Maybe I’m just less susceptible than other people, but I didn’t find the gibberish voices in Yooka-Laylee particularly annoying. If it drives you up a wall though, good news: An upcoming patch will allow you to “skip dialogue faster, bypass cutscenes, or reduce those pesky gibberish voices,” according to Playtonic. Camera tweaks are also incoming.
Give me the cure
We already knew Remedy was working on a couple new projects after last year’s Quantum Break release, but a few more details came out this week. Remedy announced a publishing partnership with 505 Games for “Project 7,” meaning a Remedy game will land on a PlayStation console for the first time in over a decade. Other than that? It’s a “cinematic third-person action game set in a new Remedy-created universe,” which is…well, exactly what I’d expect from Remedy.
The Long Development
It’s something of a joke that Early Access survival games will never actually be finished, but The Long Dark is looking to prove critics and naysayers wrong later this year. That’s right, The Long Dark is actually going to add in its much-touted story mode starting with two episodes in August of this year and concluding with three more sometime in 2018, hitting 1.0 “full release” during that same stint.
Your move, DayZ.
Oculus is shutting down Oculus Story Studio, its internal dev team that made critically-acclaimed VR short films Henry, Lost, and Dear Angelica.
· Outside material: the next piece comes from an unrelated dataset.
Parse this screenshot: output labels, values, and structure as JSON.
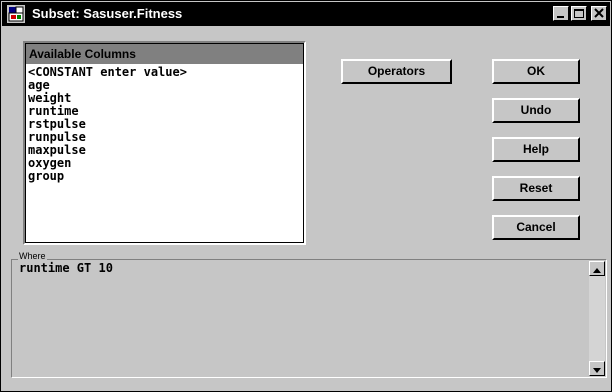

The plan, according to Oculus’s Jason Rubin, is to “support more external production,” but it’s a damn shame—Story Studio made some of the highest-quality VR content, went to Sundance multiple times, and even developed Oculus’s amazing Quill art tool as an offshoot of Dear Angelica production.
It’s a pretty big loss for the VR community, though hopefully the team spins off and works on some excellent stuff outside of Oculus. One has to wonder whether this move is a result of Oculus’s legal woes or the internal reshuffling that’s seen founder Palmer Luckey leave the company and longtime CEO Brendan Iribe move to a lower-profile role. Maybe Facebook just doesn’t see a future in VR film, or at least doesn’t want to sink internal development resources into it? Hard to say.
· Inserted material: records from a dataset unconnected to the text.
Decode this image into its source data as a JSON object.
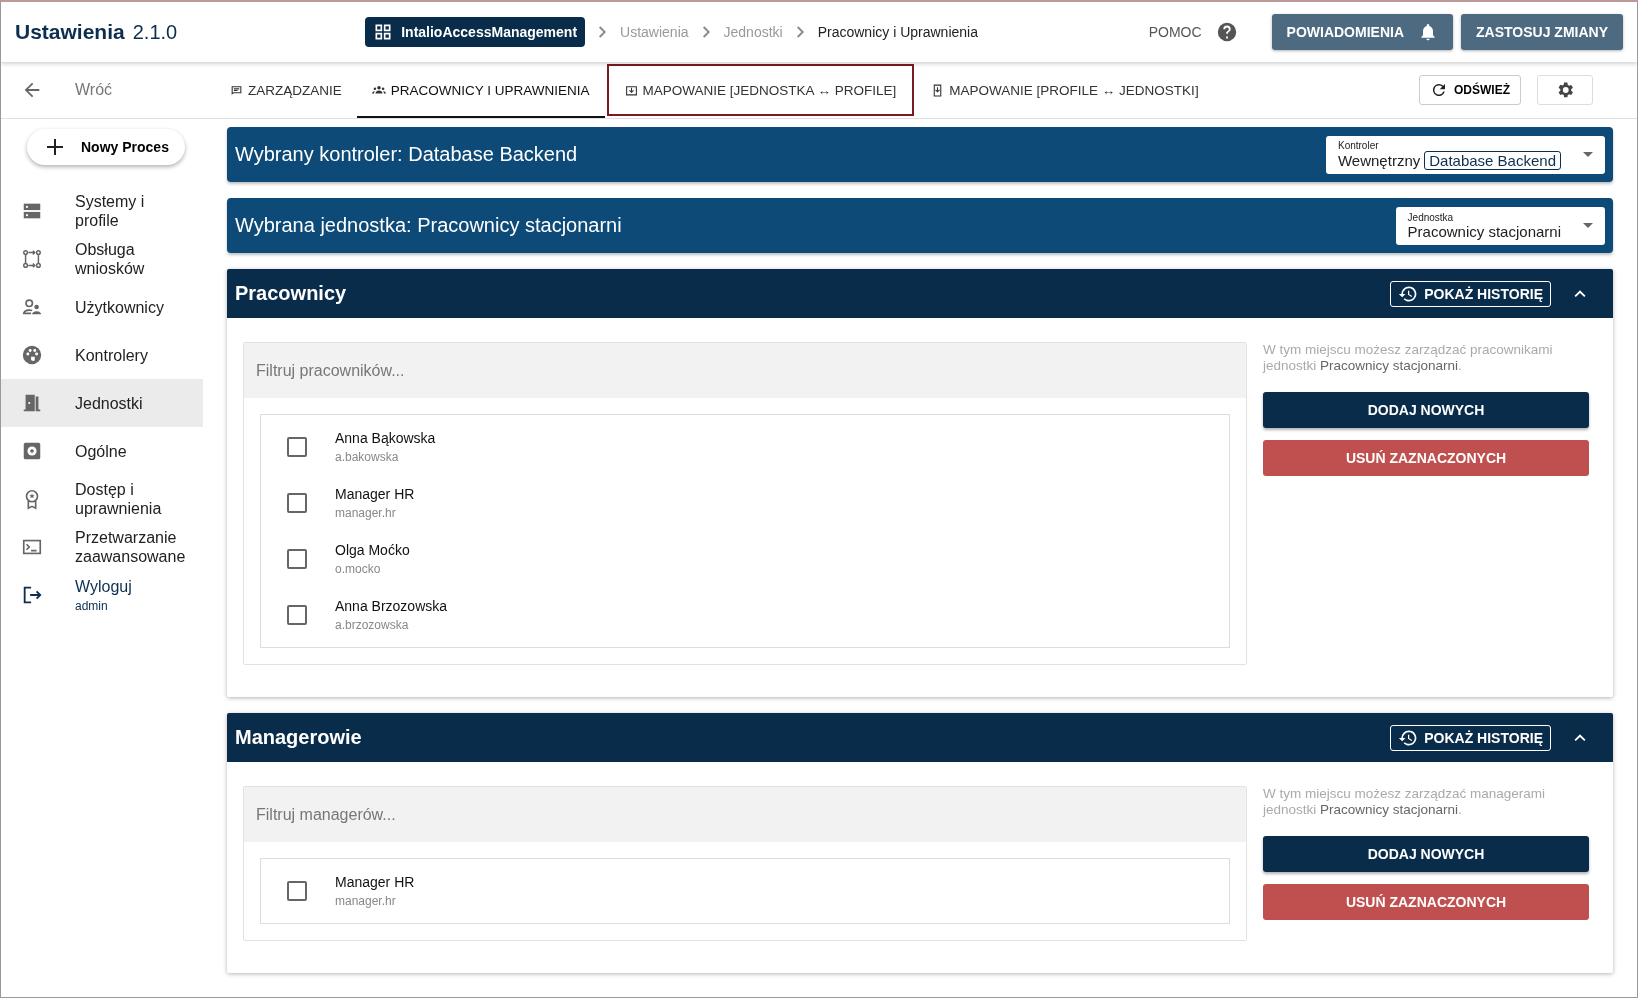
{
  "header": {
    "title": "Ustawienia",
    "version": "2.1.0",
    "app_chip": "IntalioAccessManagement",
    "breadcrumbs": [
      "Ustawienia",
      "Jednostki",
      "Pracownicy i Uprawnienia"
    ],
    "help": "POMOC",
    "notifications_button": "POWIADOMIENIA",
    "apply_button": "ZASTOSUJ ZMIANY"
  },
  "back": "Wróć",
  "tabs": [
    {
      "label": "ZARZĄDZANIE",
      "selected": false,
      "highlighted": false
    },
    {
      "label": "PRACOWNICY I UPRAWNIENIA",
      "selected": true,
      "highlighted": false
    },
    {
      "label": "MAPOWANIE [JEDNOSTKA ↔ PROFILE]",
      "selected": false,
      "highlighted": true
    },
    {
      "label": "MAPOWANIE [PROFILE ↔ JEDNOSTKI]",
      "selected": false,
      "highlighted": false
    }
  ],
  "refresh_button": "ODŚWIEŻ",
  "sidebar": {
    "new_button": "Nowy Proces",
    "items": [
      {
        "kind": "nav",
        "label": "Systemy i profile",
        "selected": false
      },
      {
        "kind": "nav",
        "label": "Obsługa wniosków",
        "selected": false
      },
      {
        "kind": "nav",
        "label": "Użytkownicy",
        "selected": false
      },
      {
        "kind": "nav",
        "label": "Kontrolery",
        "selected": false
      },
      {
        "kind": "nav",
        "label": "Jednostki",
        "selected": true
      },
      {
        "kind": "nav",
        "label": "Ogólne",
        "selected": false
      },
      {
        "kind": "nav",
        "label": "Dostęp i uprawnienia",
        "selected": false
      },
      {
        "kind": "nav",
        "label": "Przetwarzanie zaawansowane",
        "selected": false
      },
      {
        "kind": "logout",
        "label": "Wyloguj",
        "sub": "admin",
        "selected": false
      }
    ]
  },
  "controller_bar": {
    "prefix": "Wybrany kontroler:",
    "value": "Database Backend",
    "select_label": "Kontroler",
    "select_type": "Wewnętrzny",
    "select_chip": "Database Backend"
  },
  "unit_bar": {
    "prefix": "Wybrana jednostka:",
    "value": "Pracownicy stacjonarni",
    "select_label": "Jednostka",
    "select_value": "Pracownicy stacjonarni"
  },
  "panels": [
    {
      "title": "Pracownicy",
      "history_button": "POKAŻ HISTORIĘ",
      "expanded": true,
      "filter_placeholder": "Filtruj pracowników...",
      "description": "W tym miejscu możesz zarządzać pracownikami jednostki **Pracownicy stacjonarni**.",
      "add_button": "DODAJ NOWYCH",
      "remove_button": "USUŃ ZAZNACZONYCH",
      "people": [
        {
          "name": "Anna Bąkowska",
          "login": "a.bakowska",
          "checked": false
        },
        {
          "name": "Manager HR",
          "login": "manager.hr",
          "checked": false
        },
        {
          "name": "Olga Moćko",
          "login": "o.mocko",
          "checked": false
        },
        {
          "name": "Anna Brzozowska",
          "login": "a.brzozowska",
          "checked": false
        }
      ]
    },
    {
      "title": "Managerowie",
      "history_button": "POKAŻ HISTORIĘ",
      "expanded": true,
      "filter_placeholder": "Filtruj managerów...",
      "description": "W tym miejscu możesz zarządzać managerami jednostki **Pracownicy stacjonarni**.",
      "add_button": "DODAJ NOWYCH",
      "remove_button": "USUŃ ZAZNACZONYCH",
      "people": [
        {
          "name": "Manager HR",
          "login": "manager.hr",
          "checked": false
        }
      ]
    }
  ]
}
Oculus also announced (via VentureBeat) that it won’t have a booth at E3 this year. Again, it’s hard to tell if it’s skipping E3 because it feels there’s no point (as with EA and Wargaming) or if it’s indicative of more serious problems at the company. Time will tell, I guess.
Dota 2 is winding up for The International 2017, its annual tournament, and Valve’s officially started selling the Battle Pass for this year’s iteration—the proceeds of which go to fund The International’s prize pool. Less than day in and the prize pool already sits (as of writing) at $2.5 million.
For the record: $20.7 million is the target to beat from last year’s prize.
Sweetening the pot this year? All Battle Pass owners get access to a two-part co-op campaign, titled Siltbreaker. You can find the details here, but the short version:
“This all-new campaign calls upon you to party up with three friends or queue-met allies to battle through a diverse landscape of loathsome monsters, cunning traps, and other lethal terrors. With the fate of Dark Reef and the safety of the free seas hanging by a fish-gut thread, you’ll need to work together if you’re to find any hope for survival.”
Take a breath
More Valve news as we close out the week. If you’ve ever submitted a support request to Valve and been annoyed you received a canned reply, Valve wants you to take a breath and consider this: Apparently the company receives 75 thousand support requests every single day, mostly related to refunds.
If you want to dig into the numbers, Valve’s given support requests their own stats page. I still think Valve’s support should be better, given the importance of Steam, but oof—75 thousand requests a day sure does sound like a ton.
And one more Valve tidbit: Half-Life 2/Portal/Left 4 Dead writer Chet Faliszek departed Valve this week, making him the third high-profile writer to leave the company in the last year or so (along with Erik Wolpaw and Marc Laidlaw). Best of luck to him, and best of luck to Valve. Seems like writers must be in short supply over there at this point.